Professor James Boyle will describe the history of a single song - protesting the government's inept response after Hurricane Katrina - and its century-old lineage in the work of Kanye West, Ray Charles, and others. Each borrowed from others, yet they borrowed in different ways, with different legal rules, in different musical cultures. Their music was shaped by these constraints. At the end, we can sense how future music may be shaped and what our musical culture may give up in the process. Sponsored by the Center for the Study of the Public Domain. Overflow in Room 3043. For more information, contact Balfour Smith at email@example.com.
Meet the Duke Law Class of 2020
Two-hundred fourteen JD students are now immersed in their first-year classes.
On the Ground
Students share their experiences working with asylum-seeking families at a south Texas detention center.
Justice Ruth Bader Ginsburg and Prof. Siegel discuss the Court’s recent and upcoming terms, the importance of consensus, and Ginsburg’s legacy at D.C. Summer Institute event.
Environmental Law Newsletter – 2017

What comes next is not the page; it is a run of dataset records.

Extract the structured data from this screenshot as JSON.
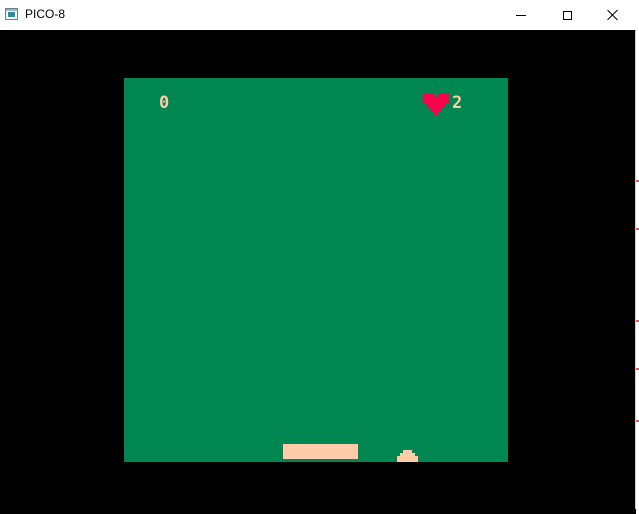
{
  "window": {
    "title": "PICO-8",
    "icon": "pico8-app-icon",
    "controls": {
      "minimize": "minimize-icon",
      "maximize": "maximize-icon",
      "close": "close-icon"
    }
  },
  "game": {
    "score": "0",
    "lives": "2",
    "lives_icon": "heart-icon",
    "colors": {
      "background": "#008751",
      "border": "#000000",
      "text": "#ffccaa",
      "heart": "#ff004d",
      "paddle": "#ffccaa",
      "ball": "#ffccaa"
    }
  }
}
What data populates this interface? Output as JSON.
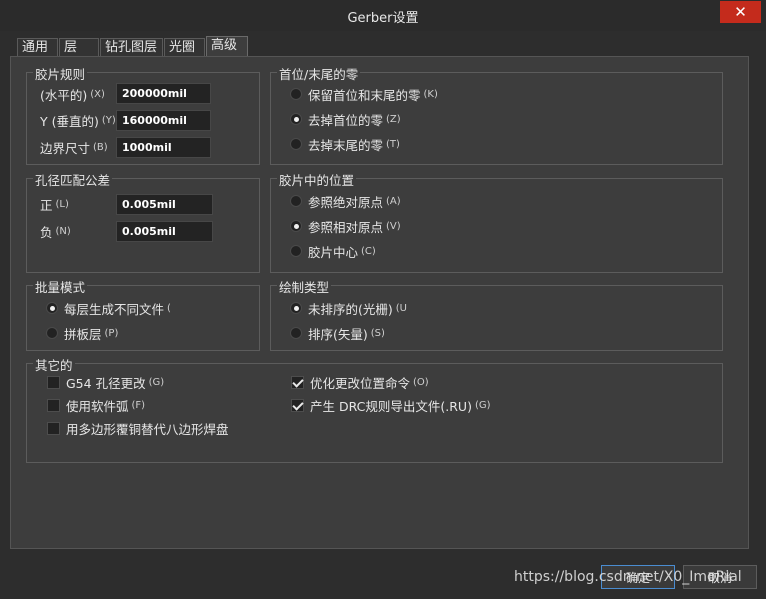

Read about the Environmental Law and Policy Clinic’s first 10 years, a new book on regulating after crises, faculty scholarship, and more.